> _YOUR GOAL_
Within the listing below, please show every line carrying the string "icon".

> _RECORDS FOR THIS TASK_
---------------

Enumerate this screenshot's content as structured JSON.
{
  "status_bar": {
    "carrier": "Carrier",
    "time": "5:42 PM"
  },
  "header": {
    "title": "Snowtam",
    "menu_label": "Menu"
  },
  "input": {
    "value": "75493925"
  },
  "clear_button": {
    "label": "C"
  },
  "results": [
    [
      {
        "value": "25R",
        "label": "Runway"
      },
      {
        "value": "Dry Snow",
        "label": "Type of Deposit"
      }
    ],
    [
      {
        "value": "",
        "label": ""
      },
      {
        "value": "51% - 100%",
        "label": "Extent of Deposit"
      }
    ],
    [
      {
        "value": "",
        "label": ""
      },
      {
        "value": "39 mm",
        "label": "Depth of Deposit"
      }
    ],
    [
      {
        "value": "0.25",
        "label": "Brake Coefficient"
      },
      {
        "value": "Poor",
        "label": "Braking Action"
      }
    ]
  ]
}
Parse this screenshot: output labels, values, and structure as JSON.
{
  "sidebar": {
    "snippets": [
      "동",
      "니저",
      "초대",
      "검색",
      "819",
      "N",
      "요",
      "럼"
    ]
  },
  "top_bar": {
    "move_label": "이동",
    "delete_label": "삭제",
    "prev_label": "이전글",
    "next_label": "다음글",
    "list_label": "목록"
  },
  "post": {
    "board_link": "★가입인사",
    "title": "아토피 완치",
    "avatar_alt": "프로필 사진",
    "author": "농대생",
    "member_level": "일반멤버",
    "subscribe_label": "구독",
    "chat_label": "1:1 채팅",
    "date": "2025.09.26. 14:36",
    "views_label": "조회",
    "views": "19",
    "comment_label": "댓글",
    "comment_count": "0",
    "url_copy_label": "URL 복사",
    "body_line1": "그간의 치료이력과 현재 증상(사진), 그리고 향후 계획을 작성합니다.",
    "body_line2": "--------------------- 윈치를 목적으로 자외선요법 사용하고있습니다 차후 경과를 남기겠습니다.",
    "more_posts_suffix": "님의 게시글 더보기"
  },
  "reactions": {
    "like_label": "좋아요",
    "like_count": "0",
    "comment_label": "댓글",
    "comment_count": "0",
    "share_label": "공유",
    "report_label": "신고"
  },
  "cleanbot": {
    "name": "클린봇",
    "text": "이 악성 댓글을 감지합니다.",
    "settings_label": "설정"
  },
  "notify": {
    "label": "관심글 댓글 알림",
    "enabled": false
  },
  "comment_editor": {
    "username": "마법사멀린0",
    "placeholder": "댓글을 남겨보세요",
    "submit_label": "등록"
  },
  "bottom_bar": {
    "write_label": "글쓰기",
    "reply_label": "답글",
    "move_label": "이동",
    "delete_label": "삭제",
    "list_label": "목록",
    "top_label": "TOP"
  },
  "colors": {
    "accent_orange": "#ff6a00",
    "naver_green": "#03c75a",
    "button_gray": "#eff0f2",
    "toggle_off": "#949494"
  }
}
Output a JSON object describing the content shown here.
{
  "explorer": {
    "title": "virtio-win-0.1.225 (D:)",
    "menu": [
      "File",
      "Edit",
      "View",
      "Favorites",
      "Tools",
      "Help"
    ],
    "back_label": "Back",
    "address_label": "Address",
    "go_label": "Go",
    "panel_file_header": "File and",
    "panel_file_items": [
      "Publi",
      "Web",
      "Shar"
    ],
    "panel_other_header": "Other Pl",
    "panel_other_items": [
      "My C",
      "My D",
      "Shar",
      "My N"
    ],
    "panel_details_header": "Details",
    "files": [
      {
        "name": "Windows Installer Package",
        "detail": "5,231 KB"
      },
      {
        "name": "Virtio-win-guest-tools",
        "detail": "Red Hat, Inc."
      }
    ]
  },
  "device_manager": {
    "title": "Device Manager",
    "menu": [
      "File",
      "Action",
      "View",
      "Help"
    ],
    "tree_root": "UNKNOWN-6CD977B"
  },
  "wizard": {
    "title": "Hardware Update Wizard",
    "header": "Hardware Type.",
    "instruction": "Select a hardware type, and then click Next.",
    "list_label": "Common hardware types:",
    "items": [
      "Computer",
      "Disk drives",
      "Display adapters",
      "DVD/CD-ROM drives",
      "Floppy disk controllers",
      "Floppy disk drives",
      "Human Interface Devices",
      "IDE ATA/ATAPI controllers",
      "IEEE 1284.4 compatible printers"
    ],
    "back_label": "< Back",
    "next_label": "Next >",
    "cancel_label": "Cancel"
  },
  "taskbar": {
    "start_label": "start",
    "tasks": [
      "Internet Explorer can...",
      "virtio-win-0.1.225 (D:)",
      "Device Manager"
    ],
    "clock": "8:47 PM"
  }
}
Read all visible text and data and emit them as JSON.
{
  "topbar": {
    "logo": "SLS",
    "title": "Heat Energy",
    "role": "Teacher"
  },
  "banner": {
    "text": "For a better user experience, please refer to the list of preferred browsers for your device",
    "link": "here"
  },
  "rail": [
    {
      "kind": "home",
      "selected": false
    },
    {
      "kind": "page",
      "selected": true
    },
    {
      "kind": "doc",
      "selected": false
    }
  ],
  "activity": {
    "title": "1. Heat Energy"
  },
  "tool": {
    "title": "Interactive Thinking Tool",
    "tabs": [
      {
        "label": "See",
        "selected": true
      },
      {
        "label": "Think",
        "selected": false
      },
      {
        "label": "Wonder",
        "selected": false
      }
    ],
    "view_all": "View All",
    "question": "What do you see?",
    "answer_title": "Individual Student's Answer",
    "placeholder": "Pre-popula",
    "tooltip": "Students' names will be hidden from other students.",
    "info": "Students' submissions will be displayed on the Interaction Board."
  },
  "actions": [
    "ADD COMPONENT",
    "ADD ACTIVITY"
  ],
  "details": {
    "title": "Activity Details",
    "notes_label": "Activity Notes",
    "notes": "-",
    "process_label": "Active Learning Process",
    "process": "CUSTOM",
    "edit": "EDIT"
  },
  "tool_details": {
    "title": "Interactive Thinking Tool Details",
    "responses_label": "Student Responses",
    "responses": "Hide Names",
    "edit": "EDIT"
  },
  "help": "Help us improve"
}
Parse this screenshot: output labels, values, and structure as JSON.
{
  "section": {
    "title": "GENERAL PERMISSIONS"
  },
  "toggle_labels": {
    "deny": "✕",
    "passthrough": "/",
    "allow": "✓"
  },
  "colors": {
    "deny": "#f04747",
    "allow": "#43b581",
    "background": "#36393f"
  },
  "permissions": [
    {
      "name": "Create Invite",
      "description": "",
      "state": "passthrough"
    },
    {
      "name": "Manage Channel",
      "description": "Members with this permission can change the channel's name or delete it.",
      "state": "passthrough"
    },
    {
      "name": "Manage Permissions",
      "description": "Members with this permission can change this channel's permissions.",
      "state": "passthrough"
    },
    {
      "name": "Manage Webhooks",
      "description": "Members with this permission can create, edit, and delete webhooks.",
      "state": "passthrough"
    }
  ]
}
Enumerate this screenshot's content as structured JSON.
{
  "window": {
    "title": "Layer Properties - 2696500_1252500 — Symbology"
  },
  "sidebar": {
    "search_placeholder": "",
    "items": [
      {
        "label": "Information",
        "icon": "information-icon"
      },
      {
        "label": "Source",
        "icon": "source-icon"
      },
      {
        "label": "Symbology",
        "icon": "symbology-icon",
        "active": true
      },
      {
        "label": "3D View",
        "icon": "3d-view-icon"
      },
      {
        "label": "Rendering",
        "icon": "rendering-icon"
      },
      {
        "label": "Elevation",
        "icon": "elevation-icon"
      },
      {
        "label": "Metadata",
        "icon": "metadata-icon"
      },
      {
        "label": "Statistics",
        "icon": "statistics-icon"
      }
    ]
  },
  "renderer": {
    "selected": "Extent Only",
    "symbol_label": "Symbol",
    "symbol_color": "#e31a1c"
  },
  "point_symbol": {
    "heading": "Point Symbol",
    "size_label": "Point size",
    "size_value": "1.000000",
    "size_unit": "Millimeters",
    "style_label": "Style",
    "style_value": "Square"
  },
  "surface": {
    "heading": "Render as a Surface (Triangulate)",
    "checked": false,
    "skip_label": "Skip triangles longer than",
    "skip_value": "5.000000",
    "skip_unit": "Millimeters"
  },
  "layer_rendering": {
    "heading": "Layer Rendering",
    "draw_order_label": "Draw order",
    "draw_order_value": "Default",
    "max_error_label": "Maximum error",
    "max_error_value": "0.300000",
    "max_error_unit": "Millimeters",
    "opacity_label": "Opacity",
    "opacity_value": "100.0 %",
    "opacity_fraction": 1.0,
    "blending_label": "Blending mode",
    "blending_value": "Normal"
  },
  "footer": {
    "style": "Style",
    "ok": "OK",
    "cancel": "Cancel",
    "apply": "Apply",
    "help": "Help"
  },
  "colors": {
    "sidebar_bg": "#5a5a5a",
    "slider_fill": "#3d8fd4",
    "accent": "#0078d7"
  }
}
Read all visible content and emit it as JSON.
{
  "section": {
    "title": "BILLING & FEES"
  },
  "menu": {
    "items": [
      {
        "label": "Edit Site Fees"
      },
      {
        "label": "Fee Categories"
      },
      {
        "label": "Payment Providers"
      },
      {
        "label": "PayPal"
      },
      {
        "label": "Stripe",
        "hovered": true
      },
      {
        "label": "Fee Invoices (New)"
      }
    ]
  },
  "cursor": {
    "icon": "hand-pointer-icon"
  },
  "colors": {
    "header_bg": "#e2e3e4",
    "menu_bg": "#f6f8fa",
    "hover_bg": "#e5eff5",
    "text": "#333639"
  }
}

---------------

> _EXERCISE OUTPUT_
        "icon": "information-icon"
        "icon": "source-icon"
        "icon": "symbology-icon",
        "icon": "3d-view-icon"
        "icon": "rendering-icon"
        "icon": "elevation-icon"
        "icon": "metadata-icon"
        "icon": "statistics-icon"
    "icon": "hand-pointer-icon"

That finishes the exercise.